Two proteins from the first prototype have been described for DIVA test as well as one for the second prototype. DIVA tests will allow to differentiate vaccinated from infected animals. The project has also produced different deletion mutants from the first prototype that are ready for the in vivo evaluation in DP. The partners involved are working to obtain other mutants from the second prototype
The project is also addressing vaccine manufacturing. Since pig blood cells are not an option, some few candidates for cell lines are being already selected.
The ultimate goal of this project is to generate safer and efficacious vaccines with DIVA properties and to develop a control and eradication strategy for the vaccination in different ASF scenarios.
African swine fever (ASF) remains today the biggest threat of the global swine industry, causing serious sanitary and economic consequences. Nowadays, the disease is present in more than 50 countries on four continents (Africa, Europe, Asia and Oceania) and more than 77% of the world swine population is living in affected areas (mainly in Europe and Asia). Control is based on early diagnosis and the implementation of strict sanitary measures that have not been sufficient until now to stop the disease. ASF is spreading widely worldwide. There are no commercial vaccines or effective treatments available.
During this period VACDIVA has achieved the following advances:
-The full genome sequences (FGS) of the three vaccine candidates, namely Lv17/WB/Rie1, NH/P68, and ASF/ARRIAH/CV-1, have been determined and analysed in comparison with related virulent isolates, which has allowed to identify specific genome features.
- Several Lv17/WB/Rie1 mutants have been generated, plaque purified and sequenced.
- Several combinations of single point mutations of NH/P68 LAV candidate have shown a convenient level of reduction in the corresponding protein activity, thus being a promising alternative for mutant generation.
- After 50 consecutive passages of ASF/ARRIAH/CV-1 LAV, the mortality rate is still 10% in pig.
- The most accepted bait for the oral delivery of the vaccine has been assessed, also the bait physical stability was studied at different temperatures, humidity and in vitro. As well as the use of the bait in field conditions in hunting areas and farms in Spain.
- In wild boar, the optimal dose of LV17/WP/Rie1 candidate has been defined and cross-protective efficacy and safety has been evaluated, yielding a 100% protective efficacy against Armenia07 challenge.
-The best dosis and route for vaccination with Lv17/WB/Rie1 LAV candidate has been identified for domestic pigs with a protection of 100%.
- In vivo studies in domestic pigs with NH/P68 LAV adapted to a cell line (accepted by EMA regulation for vaccine production) have demonstrated a significant reduction of side effects and 100% protection against genotype II virulent virus.
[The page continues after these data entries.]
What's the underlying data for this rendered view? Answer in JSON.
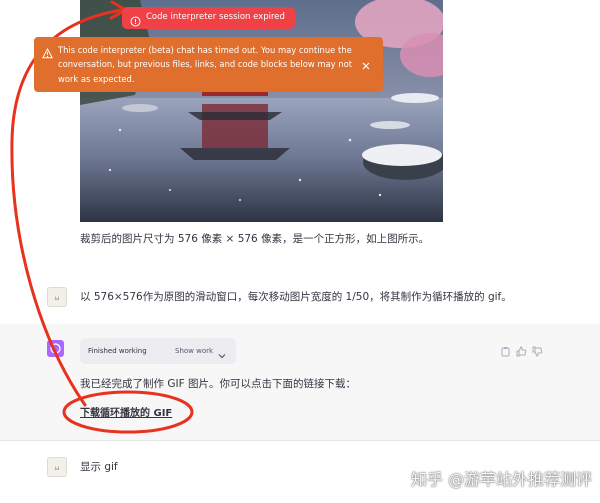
{
  "error_banner": {
    "text": "Code interpreter session expired",
    "icon": "alert-circle-icon",
    "color": "#ef4146"
  },
  "warning_banner": {
    "text": "This code interpreter (beta) chat has timed out. You may continue the conversation, but previous files, links, and code blocks below may not work as expected.",
    "icon": "warning-triangle-icon",
    "close_icon": "close-icon",
    "color": "#e06e2c"
  },
  "messages": {
    "caption": "裁剪后的图片尺寸为 576 像素 × 576 像素，是一个正方形，如上图所示。",
    "user_1": "以 576×576作为原图的滑动窗口，每次移动图片宽度的 1/50，将其制作为循环播放的 gif。",
    "working": {
      "label": "Finished working",
      "toggle": "Show work"
    },
    "assistant": "我已经完成了制作 GIF 图片。你可以点击下面的链接下载：",
    "download_link": "下载循环播放的 GIF",
    "user_2": "显示 gif"
  },
  "watermark": "知乎 @游苹站外推荐测评",
  "annotation_color": "#e8321e",
  "assistant_avatar_color": "#ab68ff"
}
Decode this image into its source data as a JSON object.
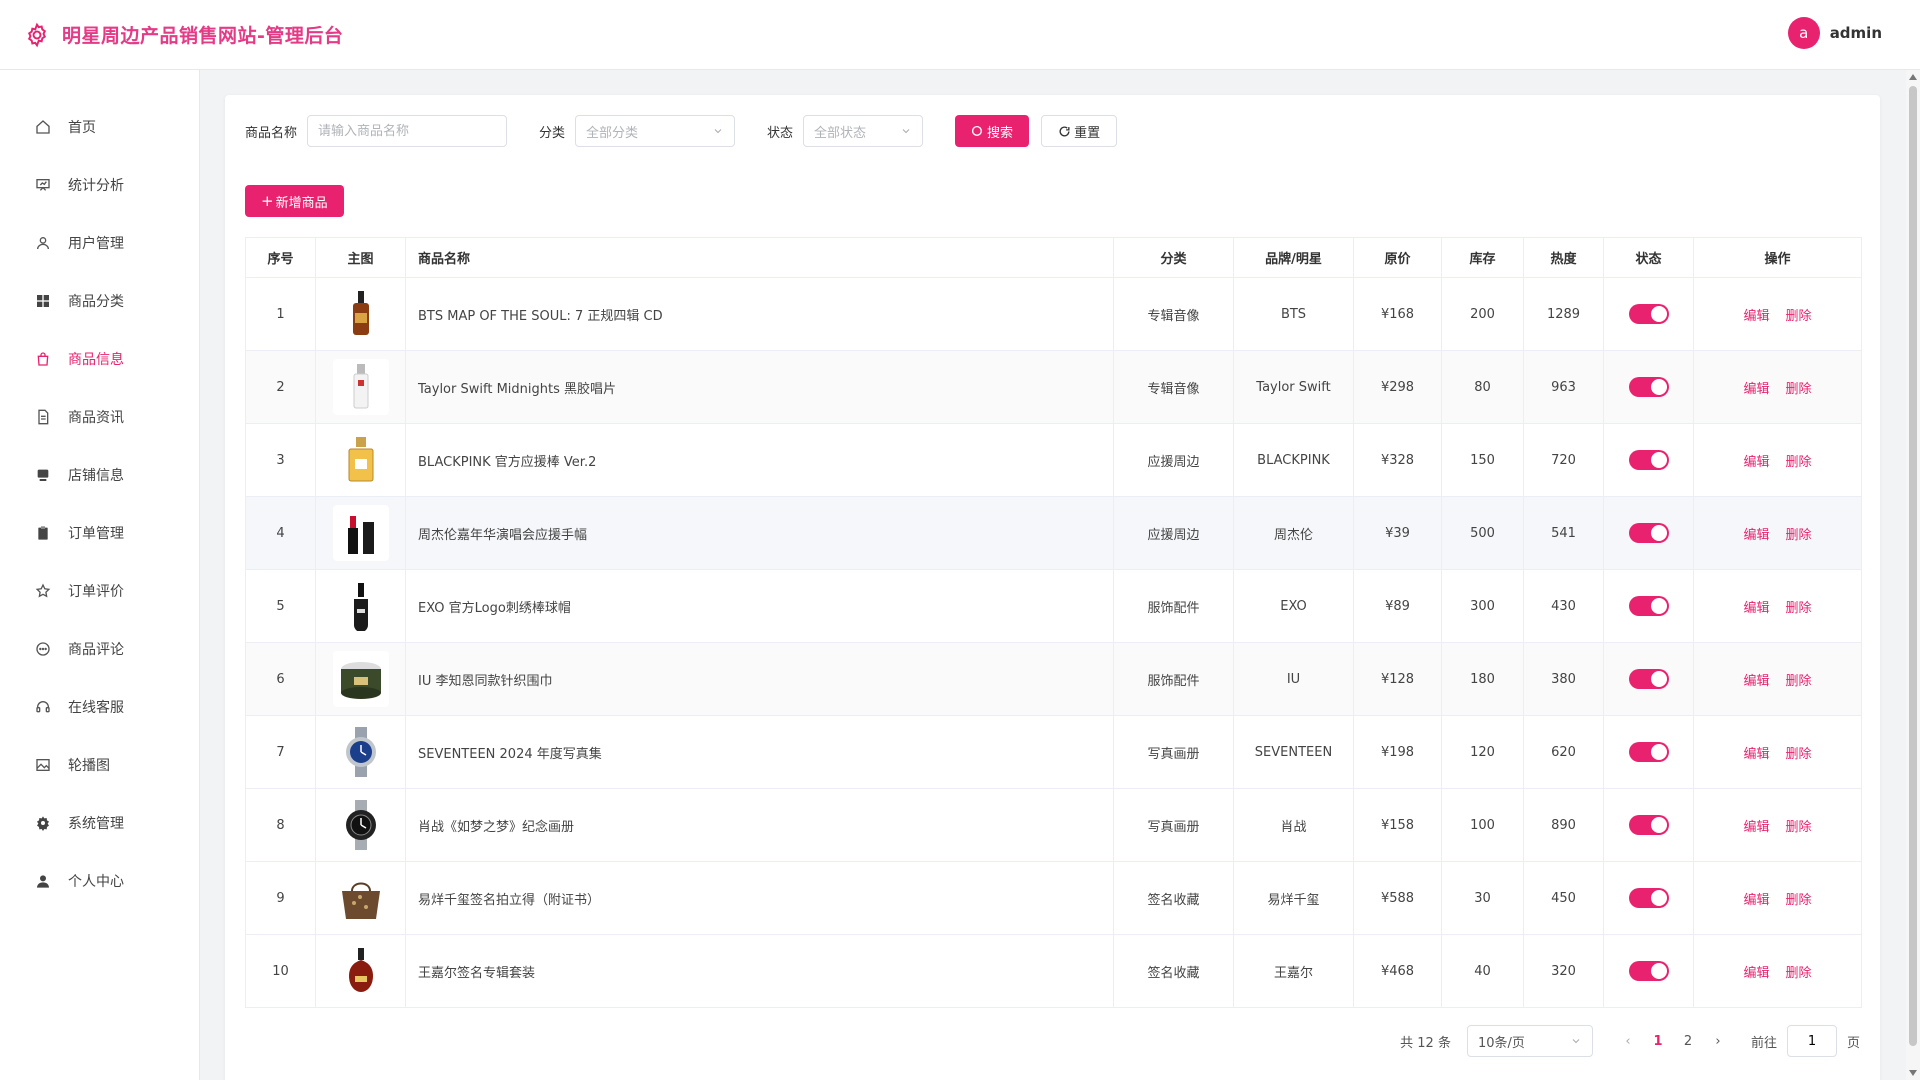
{
  "app": {
    "title": "明星周边产品销售网站-管理后台",
    "user": "admin",
    "avatar_letter": "a"
  },
  "sidebar": {
    "items": [
      {
        "label": "首页",
        "icon": "home-icon"
      },
      {
        "label": "统计分析",
        "icon": "chart-icon"
      },
      {
        "label": "用户管理",
        "icon": "user-icon"
      },
      {
        "label": "商品分类",
        "icon": "grid-icon"
      },
      {
        "label": "商品信息",
        "icon": "bag-icon",
        "active": true
      },
      {
        "label": "商品资讯",
        "icon": "document-icon"
      },
      {
        "label": "店铺信息",
        "icon": "store-icon"
      },
      {
        "label": "订单管理",
        "icon": "clipboard-icon"
      },
      {
        "label": "订单评价",
        "icon": "star-icon"
      },
      {
        "label": "商品评论",
        "icon": "comment-icon"
      },
      {
        "label": "在线客服",
        "icon": "headset-icon"
      },
      {
        "label": "轮播图",
        "icon": "image-icon"
      },
      {
        "label": "系统管理",
        "icon": "gear-icon"
      },
      {
        "label": "个人中心",
        "icon": "person-icon"
      }
    ]
  },
  "filters": {
    "name_label": "商品名称",
    "name_placeholder": "请输入商品名称",
    "category_label": "分类",
    "category_value": "全部分类",
    "status_label": "状态",
    "status_value": "全部状态",
    "search_button": "搜索",
    "reset_button": "重置"
  },
  "actions": {
    "add_button": "新增商品"
  },
  "table": {
    "headers": [
      "序号",
      "主图",
      "商品名称",
      "分类",
      "品牌/明星",
      "原价",
      "库存",
      "热度",
      "状态",
      "操作"
    ],
    "edit_label": "编辑",
    "delete_label": "删除",
    "rows": [
      {
        "no": "1",
        "name": "BTS MAP OF THE SOUL: 7 正规四辑 CD",
        "category": "专辑音像",
        "brand": "BTS",
        "price": "¥168",
        "stock": "200",
        "heat": "1289",
        "status_on": true,
        "thumb": "serum-bottle"
      },
      {
        "no": "2",
        "name": "Taylor Swift Midnights 黑胶唱片",
        "category": "专辑音像",
        "brand": "Taylor Swift",
        "price": "¥298",
        "stock": "80",
        "heat": "963",
        "status_on": true,
        "thumb": "essence-bottle"
      },
      {
        "no": "3",
        "name": "BLACKPINK 官方应援棒 Ver.2",
        "category": "应援周边",
        "brand": "BLACKPINK",
        "price": "¥328",
        "stock": "150",
        "heat": "720",
        "status_on": true,
        "thumb": "perfume-bottle"
      },
      {
        "no": "4",
        "name": "周杰伦嘉年华演唱会应援手幅",
        "category": "应援周边",
        "brand": "周杰伦",
        "price": "¥39",
        "stock": "500",
        "heat": "541",
        "status_on": true,
        "thumb": "lipstick"
      },
      {
        "no": "5",
        "name": "EXO 官方Logo刺绣棒球帽",
        "category": "服饰配件",
        "brand": "EXO",
        "price": "¥89",
        "stock": "300",
        "heat": "430",
        "status_on": true,
        "thumb": "dropper-bottle"
      },
      {
        "no": "6",
        "name": "IU 李知恩同款针织围巾",
        "category": "服饰配件",
        "brand": "IU",
        "price": "¥128",
        "stock": "180",
        "heat": "380",
        "status_on": true,
        "thumb": "cream-jar"
      },
      {
        "no": "7",
        "name": "SEVENTEEN 2024 年度写真集",
        "category": "写真画册",
        "brand": "SEVENTEEN",
        "price": "¥198",
        "stock": "120",
        "heat": "620",
        "status_on": true,
        "thumb": "blue-watch"
      },
      {
        "no": "8",
        "name": "肖战《如梦之梦》纪念画册",
        "category": "写真画册",
        "brand": "肖战",
        "price": "¥158",
        "stock": "100",
        "heat": "890",
        "status_on": true,
        "thumb": "black-watch"
      },
      {
        "no": "9",
        "name": "易烊千玺签名拍立得（附证书）",
        "category": "签名收藏",
        "brand": "易烊千玺",
        "price": "¥588",
        "stock": "30",
        "heat": "450",
        "status_on": true,
        "thumb": "handbag"
      },
      {
        "no": "10",
        "name": "王嘉尔签名专辑套装",
        "category": "签名收藏",
        "brand": "王嘉尔",
        "price": "¥468",
        "stock": "40",
        "heat": "320",
        "status_on": true,
        "thumb": "cognac-bottle"
      }
    ]
  },
  "pagination": {
    "total": "共 12 条",
    "page_size": "10条/页",
    "pages": [
      "1",
      "2"
    ],
    "current": "1",
    "goto_label": "前往",
    "goto_value": "1",
    "page_suffix": "页"
  },
  "colors": {
    "accent": "#e8226f",
    "title": "#e53a86"
  }
}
- A few established cell lines (accepted by EMA) have been identified for large-scale production of live ASFV; growth of ASFV is currently being optimized.
- Live ASFV can be lyophilized without significant titre losses, which could mean that the future ASF vaccine will be in a freeze-dried form.
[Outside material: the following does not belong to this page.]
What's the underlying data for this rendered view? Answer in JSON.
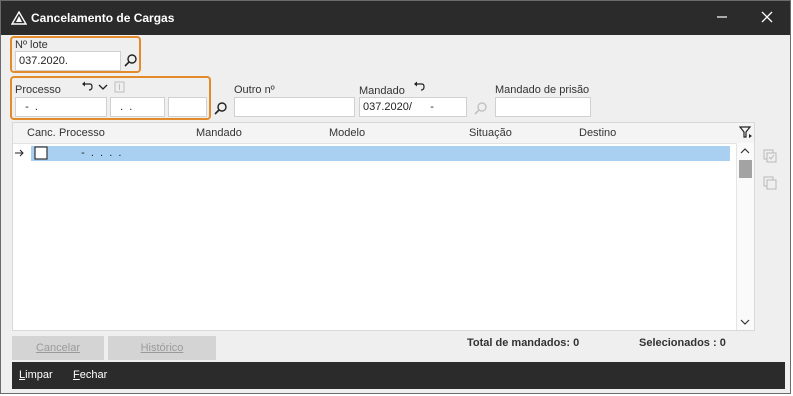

- Expression of 2 potential target candidates for serological DIVA tests have been identified.
- Vaccination scenarios in the EU were defined based on ASF notifications as well as domestic pig and wild boar population information and several parameters such as habitat, environment, etc).
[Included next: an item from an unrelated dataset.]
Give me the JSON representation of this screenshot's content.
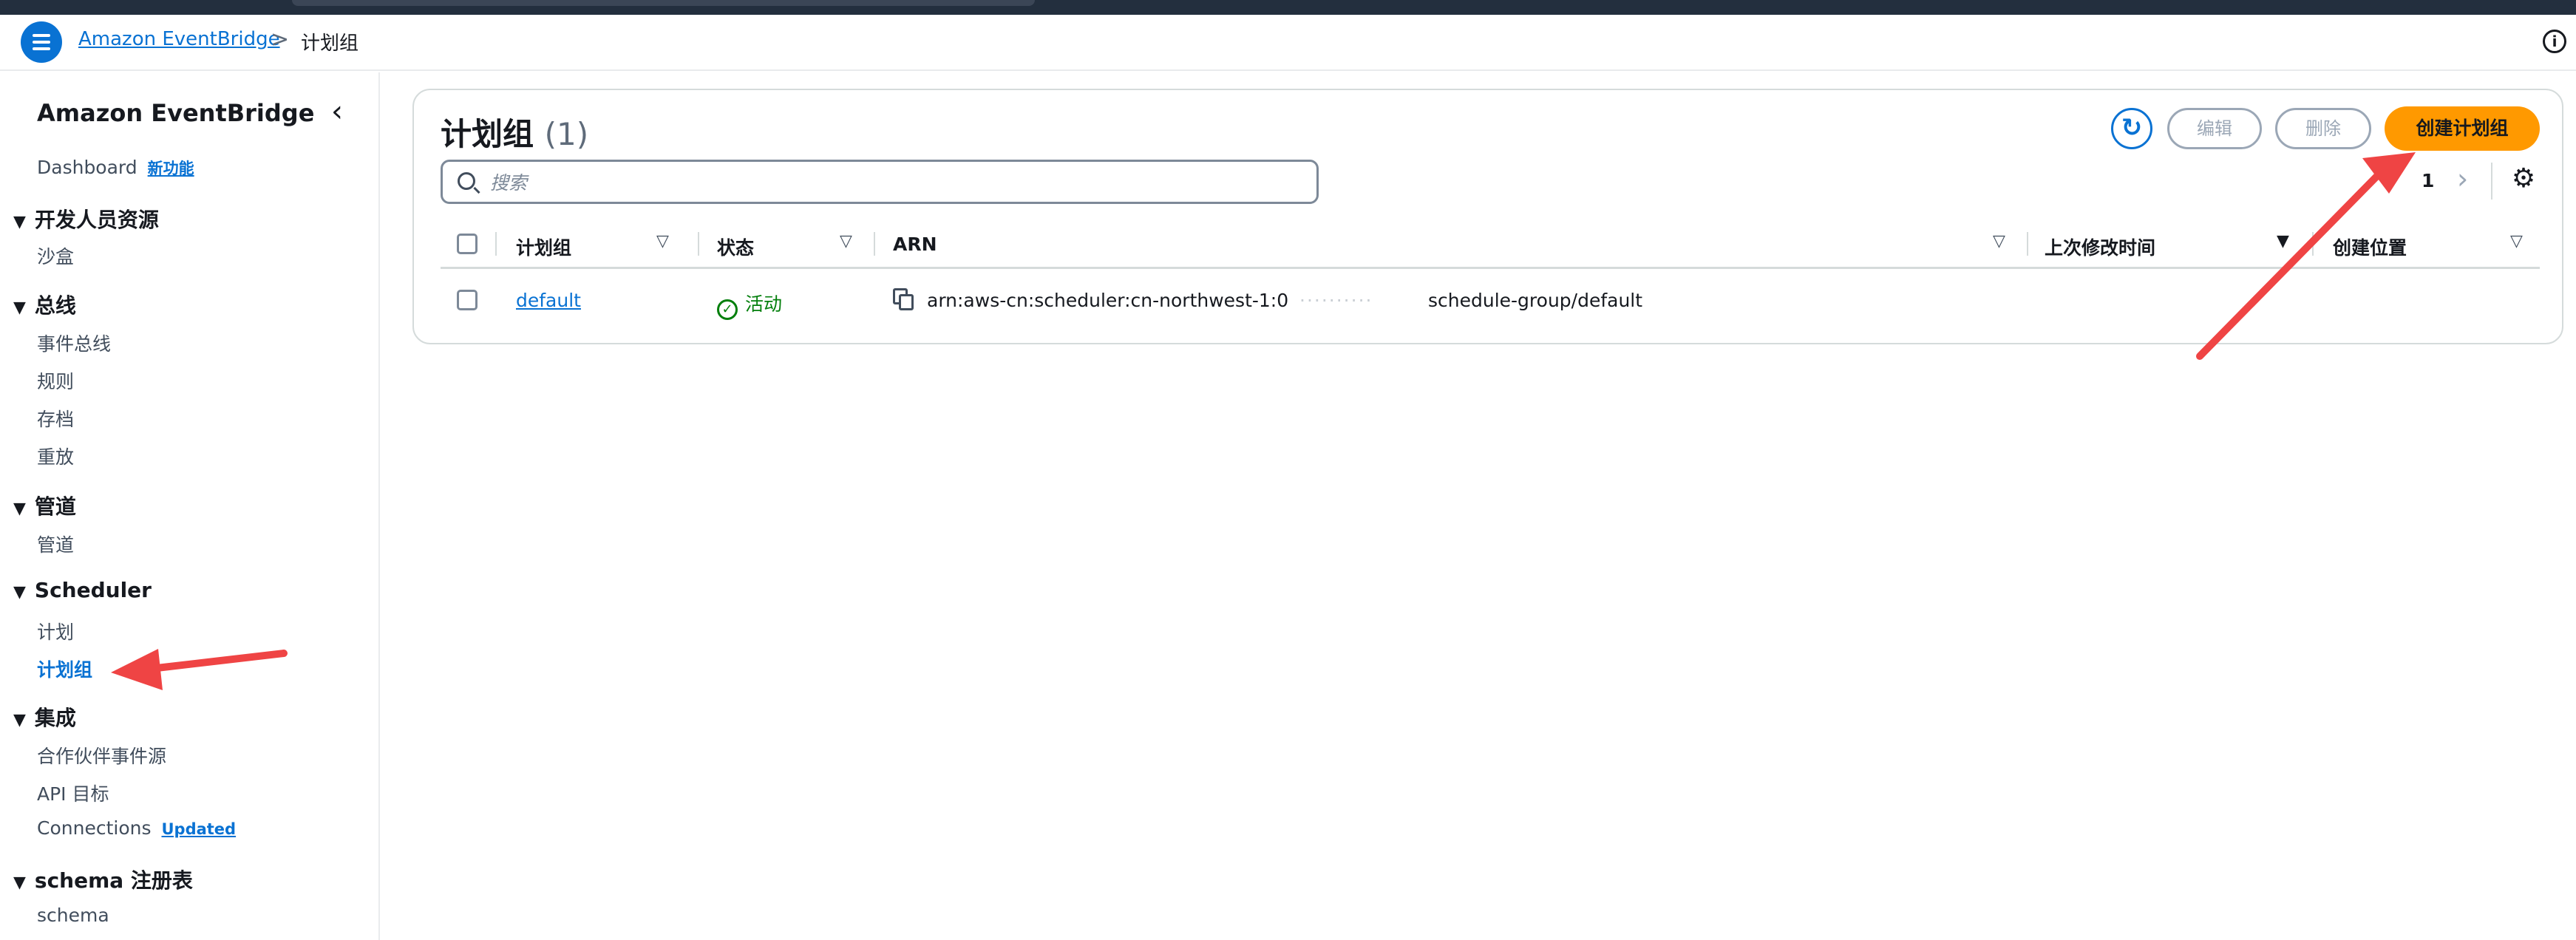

- The wild boar movement database has been finalized
- Questionnaires on domestic pigs and wild boar developed (launched in March)